In another announcement, GoPro unveiled its plans to work with YouTube in a virtual reality (VR) initiative. If it all goes to plan and the two companies collaborate well on a consumer-grade VR camera that’s easy to use, VR could become more commonplace and further revolutionize the industry.
— girlwithOUTcancer (@theequeendi) January 6, 2016
T-Mobile also had some good news to share – the company bought the naming rights to the $375 million arena in Las Vegas, meaning it has a new arena to play in.
Welcome to T-Mobile Arena. The best seats in Las Vegas are now yours. pic.twitter.com/NTdhb1HFxI
— T-Mobile (@TMobile) January 7, 2016
But that announcement soon turned somewhat sour when the company’s chief executive (CEO) John Legere set off on a Twitter firestorm in response to a question tweeted to him by non-profit Electronic Frontier Foundation (EFF). Asking whether T-Mobile’s Binge On unlimited video service altered or limited the bandwidth of video streams, Legere’s response left a lot to be desired: “Who the fuck are you EFF, why are you stirring up so much trouble, and who pays you?”
— John Legere (@JohnLegere) January 7, 2016
It’s going to be a fun weekend for T-Mobile’s PR team… not!
My sympathies for the poor lobbyists and PR team at T-Mobile who have to clean up the mess caused by their CEO's unhinged rant on Twitter.
— Christopher Soghoian (@csoghoian) January 7, 2016

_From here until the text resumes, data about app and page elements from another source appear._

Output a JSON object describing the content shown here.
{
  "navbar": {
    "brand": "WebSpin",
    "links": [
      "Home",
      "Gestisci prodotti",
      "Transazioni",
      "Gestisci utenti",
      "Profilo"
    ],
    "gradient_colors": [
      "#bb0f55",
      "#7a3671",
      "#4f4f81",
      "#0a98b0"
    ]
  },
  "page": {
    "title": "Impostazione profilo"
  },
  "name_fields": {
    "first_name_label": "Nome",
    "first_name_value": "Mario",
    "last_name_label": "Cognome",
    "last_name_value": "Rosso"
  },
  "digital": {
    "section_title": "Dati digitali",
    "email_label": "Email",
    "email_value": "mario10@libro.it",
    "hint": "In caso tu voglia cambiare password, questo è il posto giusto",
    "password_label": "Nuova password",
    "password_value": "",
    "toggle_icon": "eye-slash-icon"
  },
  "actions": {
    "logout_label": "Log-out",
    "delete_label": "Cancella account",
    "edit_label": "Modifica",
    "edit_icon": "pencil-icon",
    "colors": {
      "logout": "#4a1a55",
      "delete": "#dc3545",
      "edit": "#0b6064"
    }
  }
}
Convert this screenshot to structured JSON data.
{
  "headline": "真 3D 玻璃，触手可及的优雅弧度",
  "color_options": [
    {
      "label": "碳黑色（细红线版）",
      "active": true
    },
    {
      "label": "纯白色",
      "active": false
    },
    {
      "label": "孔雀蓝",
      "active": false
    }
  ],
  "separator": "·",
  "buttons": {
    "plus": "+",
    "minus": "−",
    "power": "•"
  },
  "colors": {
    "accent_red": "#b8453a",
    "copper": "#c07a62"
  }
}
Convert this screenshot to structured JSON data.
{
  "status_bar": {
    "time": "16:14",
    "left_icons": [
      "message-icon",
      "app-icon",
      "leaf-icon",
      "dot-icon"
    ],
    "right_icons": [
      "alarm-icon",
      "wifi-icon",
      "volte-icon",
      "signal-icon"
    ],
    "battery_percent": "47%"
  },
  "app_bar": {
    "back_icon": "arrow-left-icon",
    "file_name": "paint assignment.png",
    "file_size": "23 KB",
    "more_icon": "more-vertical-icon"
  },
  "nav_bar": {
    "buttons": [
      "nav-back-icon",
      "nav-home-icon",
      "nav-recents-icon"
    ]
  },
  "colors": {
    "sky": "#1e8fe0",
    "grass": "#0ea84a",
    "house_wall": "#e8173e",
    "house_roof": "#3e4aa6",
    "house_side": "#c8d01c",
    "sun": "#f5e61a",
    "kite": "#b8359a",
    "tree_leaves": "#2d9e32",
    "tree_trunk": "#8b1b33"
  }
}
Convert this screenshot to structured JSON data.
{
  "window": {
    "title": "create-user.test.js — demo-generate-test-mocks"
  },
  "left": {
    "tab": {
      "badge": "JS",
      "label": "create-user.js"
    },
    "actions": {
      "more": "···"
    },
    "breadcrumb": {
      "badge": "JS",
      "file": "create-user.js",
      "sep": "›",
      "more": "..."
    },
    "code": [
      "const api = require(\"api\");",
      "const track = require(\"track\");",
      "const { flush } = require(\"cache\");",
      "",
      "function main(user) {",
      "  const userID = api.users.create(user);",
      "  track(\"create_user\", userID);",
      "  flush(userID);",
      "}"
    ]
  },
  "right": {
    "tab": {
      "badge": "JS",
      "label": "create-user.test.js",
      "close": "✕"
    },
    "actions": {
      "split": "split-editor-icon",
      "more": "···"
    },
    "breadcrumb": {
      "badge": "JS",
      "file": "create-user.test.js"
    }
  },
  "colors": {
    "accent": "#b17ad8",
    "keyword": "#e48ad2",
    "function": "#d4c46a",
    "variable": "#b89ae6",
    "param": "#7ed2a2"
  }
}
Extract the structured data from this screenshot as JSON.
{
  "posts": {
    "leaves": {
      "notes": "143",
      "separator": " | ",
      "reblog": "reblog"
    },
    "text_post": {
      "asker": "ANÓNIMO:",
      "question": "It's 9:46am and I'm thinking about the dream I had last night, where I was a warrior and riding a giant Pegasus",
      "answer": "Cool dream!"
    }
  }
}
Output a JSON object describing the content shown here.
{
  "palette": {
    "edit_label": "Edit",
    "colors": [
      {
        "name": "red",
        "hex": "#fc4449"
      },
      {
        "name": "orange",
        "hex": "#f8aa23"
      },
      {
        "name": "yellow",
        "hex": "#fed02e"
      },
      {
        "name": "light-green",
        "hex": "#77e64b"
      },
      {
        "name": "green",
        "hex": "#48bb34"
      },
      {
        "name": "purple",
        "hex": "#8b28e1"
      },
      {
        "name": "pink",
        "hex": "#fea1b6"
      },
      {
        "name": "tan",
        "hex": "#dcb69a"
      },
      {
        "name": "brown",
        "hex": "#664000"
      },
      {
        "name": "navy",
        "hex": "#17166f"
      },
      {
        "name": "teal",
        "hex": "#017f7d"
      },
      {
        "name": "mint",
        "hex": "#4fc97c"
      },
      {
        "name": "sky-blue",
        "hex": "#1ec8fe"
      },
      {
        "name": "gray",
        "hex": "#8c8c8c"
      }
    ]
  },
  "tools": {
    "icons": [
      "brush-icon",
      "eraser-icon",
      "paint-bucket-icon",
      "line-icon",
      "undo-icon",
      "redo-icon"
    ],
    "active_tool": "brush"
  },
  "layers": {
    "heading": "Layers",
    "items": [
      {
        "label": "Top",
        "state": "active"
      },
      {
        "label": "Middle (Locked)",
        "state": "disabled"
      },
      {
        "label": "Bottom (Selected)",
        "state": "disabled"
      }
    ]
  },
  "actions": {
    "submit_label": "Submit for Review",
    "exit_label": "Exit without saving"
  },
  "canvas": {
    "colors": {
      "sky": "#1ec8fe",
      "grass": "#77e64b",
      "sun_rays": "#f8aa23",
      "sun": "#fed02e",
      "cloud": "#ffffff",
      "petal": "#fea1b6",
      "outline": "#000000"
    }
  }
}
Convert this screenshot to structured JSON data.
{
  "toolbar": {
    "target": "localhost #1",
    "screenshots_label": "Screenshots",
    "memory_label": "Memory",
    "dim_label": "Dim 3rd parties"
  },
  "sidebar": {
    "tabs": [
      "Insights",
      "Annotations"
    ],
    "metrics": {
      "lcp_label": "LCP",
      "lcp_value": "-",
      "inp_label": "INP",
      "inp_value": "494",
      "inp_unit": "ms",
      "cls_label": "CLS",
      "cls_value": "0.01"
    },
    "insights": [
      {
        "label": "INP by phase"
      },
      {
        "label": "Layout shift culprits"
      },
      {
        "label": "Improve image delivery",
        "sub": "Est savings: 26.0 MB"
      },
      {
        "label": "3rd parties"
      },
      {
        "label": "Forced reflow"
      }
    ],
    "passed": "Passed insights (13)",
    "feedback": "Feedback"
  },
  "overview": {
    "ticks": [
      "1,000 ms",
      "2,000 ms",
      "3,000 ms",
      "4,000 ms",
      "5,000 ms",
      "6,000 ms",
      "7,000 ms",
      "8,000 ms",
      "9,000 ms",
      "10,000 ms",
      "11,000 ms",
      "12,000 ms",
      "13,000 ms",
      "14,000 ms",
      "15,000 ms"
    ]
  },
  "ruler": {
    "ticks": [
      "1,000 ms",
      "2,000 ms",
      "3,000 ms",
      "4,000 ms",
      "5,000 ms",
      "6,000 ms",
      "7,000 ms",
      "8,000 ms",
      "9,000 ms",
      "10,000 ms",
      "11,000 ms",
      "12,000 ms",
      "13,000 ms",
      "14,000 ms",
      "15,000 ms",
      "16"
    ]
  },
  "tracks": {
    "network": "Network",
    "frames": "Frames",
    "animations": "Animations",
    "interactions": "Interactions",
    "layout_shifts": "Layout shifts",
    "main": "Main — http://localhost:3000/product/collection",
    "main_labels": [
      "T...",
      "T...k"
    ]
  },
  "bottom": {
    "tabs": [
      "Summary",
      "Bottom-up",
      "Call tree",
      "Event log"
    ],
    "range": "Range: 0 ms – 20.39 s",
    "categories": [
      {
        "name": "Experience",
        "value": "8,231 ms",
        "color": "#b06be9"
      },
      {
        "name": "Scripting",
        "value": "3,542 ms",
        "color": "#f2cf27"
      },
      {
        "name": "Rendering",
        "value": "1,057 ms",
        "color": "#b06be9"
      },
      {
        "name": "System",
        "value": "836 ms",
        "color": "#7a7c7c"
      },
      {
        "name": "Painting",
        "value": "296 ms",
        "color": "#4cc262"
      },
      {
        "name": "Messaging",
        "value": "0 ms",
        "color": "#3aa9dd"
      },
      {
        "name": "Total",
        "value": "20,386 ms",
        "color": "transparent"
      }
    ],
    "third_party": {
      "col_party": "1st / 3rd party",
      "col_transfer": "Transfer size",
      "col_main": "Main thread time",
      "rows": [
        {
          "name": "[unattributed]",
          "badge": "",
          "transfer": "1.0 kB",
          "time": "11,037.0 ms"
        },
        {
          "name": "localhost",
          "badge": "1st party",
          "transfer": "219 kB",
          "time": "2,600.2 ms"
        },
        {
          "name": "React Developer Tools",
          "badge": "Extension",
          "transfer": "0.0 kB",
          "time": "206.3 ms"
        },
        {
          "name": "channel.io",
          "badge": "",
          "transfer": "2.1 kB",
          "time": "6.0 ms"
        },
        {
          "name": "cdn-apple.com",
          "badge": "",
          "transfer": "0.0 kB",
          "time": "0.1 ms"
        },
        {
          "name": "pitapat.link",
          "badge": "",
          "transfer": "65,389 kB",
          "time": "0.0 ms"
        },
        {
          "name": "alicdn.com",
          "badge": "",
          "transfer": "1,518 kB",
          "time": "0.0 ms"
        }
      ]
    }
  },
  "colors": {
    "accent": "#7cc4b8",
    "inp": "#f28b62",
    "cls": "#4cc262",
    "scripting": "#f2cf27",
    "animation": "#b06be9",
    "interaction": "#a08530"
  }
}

CES aside, rumors have it that Twitter is considering the expansion of its 140-character limit to 10,000. The platform’s CEO Jack Dorsey didn’t give a definitive answer in his tweet about whether the little dicky-bird’s words are true, hinting that Twitter is likely to change its word count.
— Jack (@jack) January 5, 2016
Many brands and individual users are not happy with this potential change. Some argued that Twitter could lose its identity with the removal of 140-character limit, suggesting that the platform should keep this beloved gamification element.
U.K. soccer club Manchester United and video hosting service Vevo are among those opponents.
— Manchester United (@MUFC_today) January 6, 2016
The below tweet from Vevo mocks Twitter’s strategy, gathering 1,311 favorites, 1,106 retweets and 23 replies, according to Unmetric.
On a bobbley note, many professional sports teams celebrated National Bobblehead Day this week. It’s a weird random holiday and we don’t know how the hashtag #NationalBobbleheadDay took off on social. But let’s celebrate by looking at a few funny bobblehead tweets from Major League Baseball, New York Yankees and The National Basketball Association.
These sports organizations seem to have a knack for video and influencer marketing. (What is your favorite bobblehead by the way? We love Charles Barkley!).
— MLB (@MLB) January 7, 2016
— New York Yankees (@Yankees) January 7, 2016
— NBA on TNT (@NBAonTNT) January 7, 2016
What are some of the major developments that are likely to shape multi-channel marketing in 2017?
So what makes content go viral? And what makes people participate in these phenomena?
Retailer Tops Unruly’s Annual Top 20; List Features Creatives From 10 Different Countries
Brands have been upping their investments in new ad products from popular social media services, but are they getting their money's worth?